**Exercise data:**
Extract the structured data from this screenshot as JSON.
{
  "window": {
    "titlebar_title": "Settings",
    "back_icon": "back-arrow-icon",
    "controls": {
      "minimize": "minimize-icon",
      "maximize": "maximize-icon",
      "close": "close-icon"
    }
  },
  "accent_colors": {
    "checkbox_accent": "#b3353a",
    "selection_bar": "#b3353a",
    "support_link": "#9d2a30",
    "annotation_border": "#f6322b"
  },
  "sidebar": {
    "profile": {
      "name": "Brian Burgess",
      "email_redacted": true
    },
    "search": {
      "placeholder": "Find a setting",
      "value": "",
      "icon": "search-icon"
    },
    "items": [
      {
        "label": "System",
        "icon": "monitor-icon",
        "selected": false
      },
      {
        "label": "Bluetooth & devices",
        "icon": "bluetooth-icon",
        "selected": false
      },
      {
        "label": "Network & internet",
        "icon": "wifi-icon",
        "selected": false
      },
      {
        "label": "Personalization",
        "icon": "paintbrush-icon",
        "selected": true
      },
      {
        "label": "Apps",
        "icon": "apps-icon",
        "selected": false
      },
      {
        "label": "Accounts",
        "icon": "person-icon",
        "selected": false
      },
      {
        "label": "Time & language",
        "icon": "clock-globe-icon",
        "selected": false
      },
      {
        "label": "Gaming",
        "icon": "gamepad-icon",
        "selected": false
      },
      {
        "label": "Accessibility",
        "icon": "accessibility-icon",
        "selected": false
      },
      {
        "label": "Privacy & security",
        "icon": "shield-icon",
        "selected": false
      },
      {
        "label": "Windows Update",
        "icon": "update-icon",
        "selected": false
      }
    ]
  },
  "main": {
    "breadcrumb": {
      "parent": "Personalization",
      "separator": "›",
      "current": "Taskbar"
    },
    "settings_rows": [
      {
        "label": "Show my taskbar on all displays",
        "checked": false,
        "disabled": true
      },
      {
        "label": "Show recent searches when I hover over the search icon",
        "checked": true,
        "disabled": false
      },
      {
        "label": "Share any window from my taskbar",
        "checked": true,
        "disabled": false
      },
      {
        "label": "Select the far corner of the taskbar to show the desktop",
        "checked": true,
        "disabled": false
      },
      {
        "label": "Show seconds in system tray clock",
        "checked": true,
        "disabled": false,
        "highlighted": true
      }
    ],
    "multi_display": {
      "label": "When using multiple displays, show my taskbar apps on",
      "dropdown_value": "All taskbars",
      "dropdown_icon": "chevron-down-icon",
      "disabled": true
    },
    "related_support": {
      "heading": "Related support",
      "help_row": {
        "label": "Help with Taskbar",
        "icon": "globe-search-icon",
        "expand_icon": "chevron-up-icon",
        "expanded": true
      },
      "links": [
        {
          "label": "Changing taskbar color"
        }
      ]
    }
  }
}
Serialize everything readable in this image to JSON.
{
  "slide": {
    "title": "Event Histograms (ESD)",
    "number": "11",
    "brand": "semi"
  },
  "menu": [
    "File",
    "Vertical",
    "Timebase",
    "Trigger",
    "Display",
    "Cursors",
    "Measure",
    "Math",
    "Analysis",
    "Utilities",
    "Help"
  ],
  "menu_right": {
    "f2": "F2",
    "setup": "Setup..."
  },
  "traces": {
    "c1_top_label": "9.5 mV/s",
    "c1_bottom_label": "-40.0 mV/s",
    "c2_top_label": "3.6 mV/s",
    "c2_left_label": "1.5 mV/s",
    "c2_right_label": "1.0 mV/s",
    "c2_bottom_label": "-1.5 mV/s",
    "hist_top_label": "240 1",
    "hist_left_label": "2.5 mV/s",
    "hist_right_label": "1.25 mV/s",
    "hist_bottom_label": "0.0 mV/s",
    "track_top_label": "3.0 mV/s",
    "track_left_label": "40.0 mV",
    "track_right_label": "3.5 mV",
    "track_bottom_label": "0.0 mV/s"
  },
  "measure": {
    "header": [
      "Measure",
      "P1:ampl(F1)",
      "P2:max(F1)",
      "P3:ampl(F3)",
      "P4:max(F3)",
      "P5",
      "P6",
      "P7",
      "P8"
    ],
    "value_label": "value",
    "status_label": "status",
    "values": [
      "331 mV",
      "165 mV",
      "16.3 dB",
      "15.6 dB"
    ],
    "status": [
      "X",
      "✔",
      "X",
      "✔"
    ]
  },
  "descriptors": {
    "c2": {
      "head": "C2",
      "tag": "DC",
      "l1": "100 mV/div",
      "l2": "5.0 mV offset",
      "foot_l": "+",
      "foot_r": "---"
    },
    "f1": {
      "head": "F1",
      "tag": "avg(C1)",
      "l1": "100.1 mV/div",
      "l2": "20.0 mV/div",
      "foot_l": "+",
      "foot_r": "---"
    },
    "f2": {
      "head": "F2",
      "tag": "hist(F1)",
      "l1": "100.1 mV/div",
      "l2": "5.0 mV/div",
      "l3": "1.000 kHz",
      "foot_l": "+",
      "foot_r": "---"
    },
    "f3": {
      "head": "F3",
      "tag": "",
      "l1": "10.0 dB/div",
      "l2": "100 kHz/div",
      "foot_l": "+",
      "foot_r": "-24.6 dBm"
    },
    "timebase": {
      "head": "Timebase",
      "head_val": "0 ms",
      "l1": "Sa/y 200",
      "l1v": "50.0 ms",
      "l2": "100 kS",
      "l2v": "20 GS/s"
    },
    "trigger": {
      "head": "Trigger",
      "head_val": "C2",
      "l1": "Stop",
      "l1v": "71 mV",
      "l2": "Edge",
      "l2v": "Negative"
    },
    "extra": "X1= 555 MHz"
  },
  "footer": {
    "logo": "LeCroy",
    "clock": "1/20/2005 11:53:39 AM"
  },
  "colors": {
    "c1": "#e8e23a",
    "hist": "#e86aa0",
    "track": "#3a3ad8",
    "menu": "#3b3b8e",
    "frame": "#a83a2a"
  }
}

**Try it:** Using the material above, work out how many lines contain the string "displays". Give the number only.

**Result for this exercise:** 2